For Wink and Patricia, an elderly married couple who were dropped by their physician for failing a drug screen, I was most concerned with how they would respond to being characterized as possible abusers of prescription narcotics. Over the course of the film, it becomes pretty clear that they’re not abusing their pain meds, but still, the question is raised the first time we meet them, and the audience watches with that question in mind – are they bad people? But when the film was over, and I asked them what they thought, they only responded to the other stories. Wink shook his head and said, “Oh, that poor young man, Roger – what his mother must have gone through.” Patty asked if Ron and his brother were doing ok.
Jessica MacLeod, the heroic nurse practitioner who led me to this story and who cares for these folks in the film, told me she found it very difficult to watch herself on-screen – mostly because she found herself second-guessing some of the medical decisions she made during the film. She was uncomfortable with some of her interactions with Roger – did she come on too strong in their conversations about hospice or in trying to convince him that resuscitation was the wrong decision? And she worries that perhaps she should have given more consideration to decreasing Patricia’s pain medication. But she told me that she’s immensely proud of the film and humbled that it recognizes and will, perhaps, be an encouragement to, the thousands of nurse practitioners, nurses, therapists, social workers, aides, chaplains and unpaid caregivers who look after the invisible homebound every day.
I’ve watched The Invisible Patients dozens of times with audiences at film festivals, universities and health care conferences around the country, and I notice something different every time, and like Jessica, I second-guess decisions made in the editing room. Still, I too am proud of the film, mostly because it honors the daily struggles of ordinary people like Roger, Shirley, Wink and Patricia, Ron and Louis – people who are our neighbors, though we don’t often know they’re there.

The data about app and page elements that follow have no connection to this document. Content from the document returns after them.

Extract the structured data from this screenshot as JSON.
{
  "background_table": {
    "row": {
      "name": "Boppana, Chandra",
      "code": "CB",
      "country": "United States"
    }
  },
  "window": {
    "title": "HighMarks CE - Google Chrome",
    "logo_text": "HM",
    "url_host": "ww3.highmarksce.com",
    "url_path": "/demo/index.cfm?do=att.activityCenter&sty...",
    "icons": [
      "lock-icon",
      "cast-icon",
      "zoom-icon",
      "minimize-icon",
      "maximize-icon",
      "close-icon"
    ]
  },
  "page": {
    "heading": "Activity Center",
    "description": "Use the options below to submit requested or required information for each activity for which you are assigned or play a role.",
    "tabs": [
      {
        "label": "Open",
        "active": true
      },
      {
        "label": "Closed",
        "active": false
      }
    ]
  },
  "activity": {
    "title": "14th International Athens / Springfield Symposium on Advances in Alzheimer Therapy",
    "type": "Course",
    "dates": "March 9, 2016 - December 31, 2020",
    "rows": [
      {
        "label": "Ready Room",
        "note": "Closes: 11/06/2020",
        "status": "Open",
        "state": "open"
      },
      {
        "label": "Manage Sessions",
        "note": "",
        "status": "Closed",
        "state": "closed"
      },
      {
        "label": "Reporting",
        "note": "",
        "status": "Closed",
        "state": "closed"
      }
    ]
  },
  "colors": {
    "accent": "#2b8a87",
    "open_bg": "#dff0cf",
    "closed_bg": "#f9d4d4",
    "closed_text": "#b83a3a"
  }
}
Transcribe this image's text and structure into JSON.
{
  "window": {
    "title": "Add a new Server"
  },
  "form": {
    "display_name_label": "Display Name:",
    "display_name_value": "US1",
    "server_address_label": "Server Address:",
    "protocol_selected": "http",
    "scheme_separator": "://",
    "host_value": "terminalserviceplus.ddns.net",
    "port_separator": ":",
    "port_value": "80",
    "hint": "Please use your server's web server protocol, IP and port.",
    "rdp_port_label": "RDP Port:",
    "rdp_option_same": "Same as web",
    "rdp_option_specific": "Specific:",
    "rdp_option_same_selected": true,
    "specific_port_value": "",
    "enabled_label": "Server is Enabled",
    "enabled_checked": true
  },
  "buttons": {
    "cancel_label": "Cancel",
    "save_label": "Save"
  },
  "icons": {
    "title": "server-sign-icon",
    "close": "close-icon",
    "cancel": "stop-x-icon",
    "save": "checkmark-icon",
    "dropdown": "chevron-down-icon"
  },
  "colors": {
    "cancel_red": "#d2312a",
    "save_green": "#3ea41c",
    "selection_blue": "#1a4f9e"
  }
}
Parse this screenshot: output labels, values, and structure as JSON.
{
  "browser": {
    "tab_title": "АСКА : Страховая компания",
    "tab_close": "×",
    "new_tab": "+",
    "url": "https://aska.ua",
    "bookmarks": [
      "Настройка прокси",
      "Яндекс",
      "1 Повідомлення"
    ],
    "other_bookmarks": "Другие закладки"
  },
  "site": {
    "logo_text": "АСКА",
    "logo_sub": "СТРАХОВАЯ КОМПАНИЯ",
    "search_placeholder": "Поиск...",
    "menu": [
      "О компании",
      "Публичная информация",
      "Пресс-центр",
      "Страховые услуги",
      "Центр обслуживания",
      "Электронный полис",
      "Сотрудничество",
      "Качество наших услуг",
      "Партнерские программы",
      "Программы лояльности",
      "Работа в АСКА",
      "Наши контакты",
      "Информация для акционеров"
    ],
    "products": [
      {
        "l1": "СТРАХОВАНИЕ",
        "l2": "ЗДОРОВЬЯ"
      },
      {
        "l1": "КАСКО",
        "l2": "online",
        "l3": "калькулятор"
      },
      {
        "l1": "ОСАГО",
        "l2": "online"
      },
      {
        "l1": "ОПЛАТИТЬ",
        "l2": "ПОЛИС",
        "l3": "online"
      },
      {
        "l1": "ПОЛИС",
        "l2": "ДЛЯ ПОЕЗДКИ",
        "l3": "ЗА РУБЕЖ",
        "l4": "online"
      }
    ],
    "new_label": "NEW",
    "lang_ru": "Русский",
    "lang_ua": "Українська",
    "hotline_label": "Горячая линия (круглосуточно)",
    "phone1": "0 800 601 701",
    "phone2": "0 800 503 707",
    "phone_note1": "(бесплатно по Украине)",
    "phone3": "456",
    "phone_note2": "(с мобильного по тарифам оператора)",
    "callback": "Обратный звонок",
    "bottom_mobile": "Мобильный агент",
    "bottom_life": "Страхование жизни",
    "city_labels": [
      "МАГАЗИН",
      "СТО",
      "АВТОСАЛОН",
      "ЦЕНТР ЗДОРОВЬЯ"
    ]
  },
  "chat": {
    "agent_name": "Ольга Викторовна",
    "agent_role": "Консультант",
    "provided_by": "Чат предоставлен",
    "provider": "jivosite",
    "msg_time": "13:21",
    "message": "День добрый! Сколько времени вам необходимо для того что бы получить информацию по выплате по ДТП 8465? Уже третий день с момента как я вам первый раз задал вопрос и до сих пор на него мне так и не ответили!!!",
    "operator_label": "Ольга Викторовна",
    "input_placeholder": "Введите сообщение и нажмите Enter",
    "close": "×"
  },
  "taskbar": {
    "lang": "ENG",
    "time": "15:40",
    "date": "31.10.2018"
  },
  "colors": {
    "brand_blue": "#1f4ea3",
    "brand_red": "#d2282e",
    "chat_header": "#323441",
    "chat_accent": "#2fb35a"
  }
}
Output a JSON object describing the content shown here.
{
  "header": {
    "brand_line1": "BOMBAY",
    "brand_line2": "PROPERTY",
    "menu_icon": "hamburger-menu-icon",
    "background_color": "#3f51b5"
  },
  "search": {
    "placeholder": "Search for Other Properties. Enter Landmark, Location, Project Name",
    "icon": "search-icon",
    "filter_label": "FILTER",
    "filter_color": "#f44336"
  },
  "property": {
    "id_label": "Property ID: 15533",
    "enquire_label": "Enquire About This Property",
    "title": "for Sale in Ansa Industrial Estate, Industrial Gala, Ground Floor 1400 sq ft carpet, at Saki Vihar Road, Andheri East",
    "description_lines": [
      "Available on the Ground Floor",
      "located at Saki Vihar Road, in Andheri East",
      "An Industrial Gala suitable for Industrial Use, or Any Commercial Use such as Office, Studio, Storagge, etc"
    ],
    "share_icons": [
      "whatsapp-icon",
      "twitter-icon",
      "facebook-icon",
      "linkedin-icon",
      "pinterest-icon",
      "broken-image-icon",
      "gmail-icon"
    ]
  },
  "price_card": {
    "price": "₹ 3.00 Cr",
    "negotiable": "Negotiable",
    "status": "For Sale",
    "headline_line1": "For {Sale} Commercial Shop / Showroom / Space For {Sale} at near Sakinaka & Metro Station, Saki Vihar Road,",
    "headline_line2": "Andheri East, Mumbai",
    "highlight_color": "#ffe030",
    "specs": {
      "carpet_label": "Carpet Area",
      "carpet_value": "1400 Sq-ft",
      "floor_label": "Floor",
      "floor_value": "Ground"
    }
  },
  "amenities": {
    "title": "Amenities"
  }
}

Patrick O’Connor is a writer, producer and director who primarily works in marketing for healthcare systems, as well as numerous non-profit organizations, through his company o’connor/creative. His feature film writing credits include Ricochet River, produced by Gigi Pritzker and starring Kate Hudson, and the independent feature Sacred Hearts, which he also directed. Sacred Hearts premiered at the Boston Film Festival and subsequently played at the Fort Lauderdale Film Festival (awarded Best First Feature) and the Lincoln Center in New York. His screenplay, ZOO, was purchased by Steven Spielberg’s Amblin Entertainment. Pat is married to the author Margaret McMullan and they have son, James.
The Invisible Patients, Pat’s debut documentary, premieres on America ReFramed, Tuesday, March 20, 2018 @ 8/7c on WORLD Channel. Streaming will begin the day after the broadcast on worldchannel.org and all station-branded PBS platforms including PBS.org, and on PBS apps for iOS, Android, Roku, Apple TV, Amazon Fire TV and Chromecast.